0.12525871800608002 pry
0.12973016197793186 byebug/commands
0.13043017499148846 pry-rails
0.1312439759785775 loofah
0.13336818301468156 openid/consumer
0.13918157300213352 active_support/core_ext/object/conversions
0.13963568801409565 rails-html-sanitizer
0.14628734899451956 openid
0.14947060000849888 action_view/helpers/form_tag_helper
0.15580355300335214 rack/openid
0.16811588499695063 byebug/core
0.17389453400392085 omniauth/strategies/open_id
0.18345668498659506 active_support/core_ext/object
0.1887360849941615 rails/configuration
0.1958723379939329 rails/railtie
0.2032998200156726 rails/engine
0.21330312499776483 sprockets/rails/helper
0.21499990700976923 active_record
0.27881946400157176 sprockets/railtie
0.29778293799608946 rails/application
0.31094263499835506 active_record/railtie
0.43013601601705886 rails
1.0511020889971405 rails/all
1.5489416829950642 discourse/config/environment.rb
bundle exec rake environment 4.15s user 1.36s system 99% cpu 5.541 total

Another great option is the Bumbler Gem. It profiles your application and shows you how long each gem or initializer took to load.

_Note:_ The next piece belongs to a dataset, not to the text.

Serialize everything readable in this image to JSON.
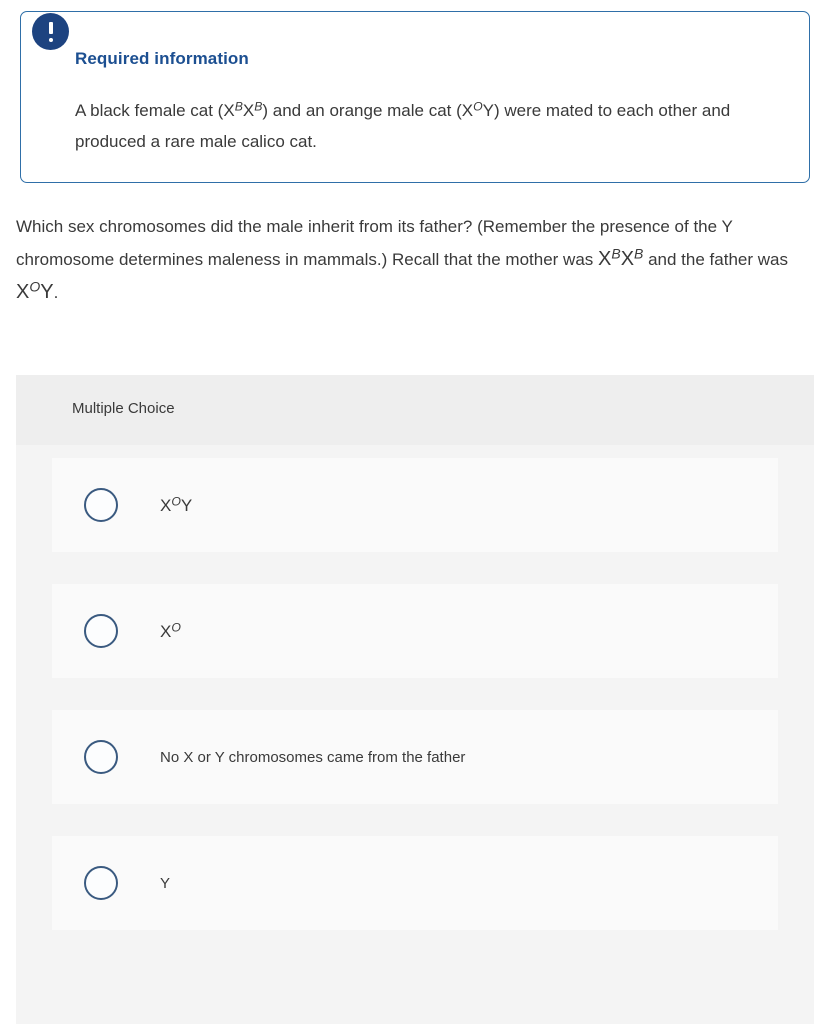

Again, this is for the Discourse app.

$ bumbler
Slow requires:
101.97 omniauth-facebook
108.51 sidekiq-statistic
111.31 better_errors
123.78 image_optim
125.08 barber
127.52 onebox
141.45 rake
158.47 rspec-given
160.70 ember-rails
182.73 nokogiri
204.75 sass
285.01 byebug
286.85 seed-fu
288.10 omniauth-openid
317.03 mail
623.52 rails

$ bumbler --initializers
Slow requires:
117.19 active_record.initialize_database
118.97 ./config/initializers/04-message_bus.rb
156.36 :finisher_hook
329.09 :set_routes_reloader_hook
809.04 ./config/initializers/06-ensure_login_hint.rb
1143.55 :load_config_initializers


Now that we know what’s slow, there are a few options for dealing with slowness.

Update Gems

The easiest way, believe it or not, is to simply update to the latest version of a slow loading gem. I have run into several instances where I was running an older version that had a dependency on an old version of a slow loading gem (like nokogiri). In the latest stable version that dependency was removed, and I was able to shave off over a second of boot time in several different applications by doing a simple bundle update gem_name.

require: false

By default, any Gem listed in the Gemfile gets loaded when Rails starts. This means boot time usually grows with Gemfile size. However, it is rarely the case that you need a particular gem to be loaded and available everywhere.

If you only need classes / functions from a gem in a handful of files, it is much more performant to add require: false to the Gem declaration. Then, in any file(s) you need access to that gem, add a require gem_name to the top of the file.

If you look at the Discourse Gemfile you will see that many of the Gem declarations tag on a require: false. That is what helps Discource to boot so quickly despite having 93 gem dependencies.

Rails inheritance in lib/

This is a potential issue I have seen in a few places where a class was inheriting from a Rails core class such as ActiveRecord::Base or ApplicationController and then being referenced in an initializer. It appeared that it was requiring Rails all over again (around a 500ms hit). Moving it into a Gem or into the app folder resolved that issue.

Faster routes…

This is one that I unfortunately have no solution for. A large routes file can have a serious impact on boot performance. In one app I worked on I’ve seen it take over 3 seconds to load the routes. In the bumbler output it is the :set_routes_reloader_hook initializer.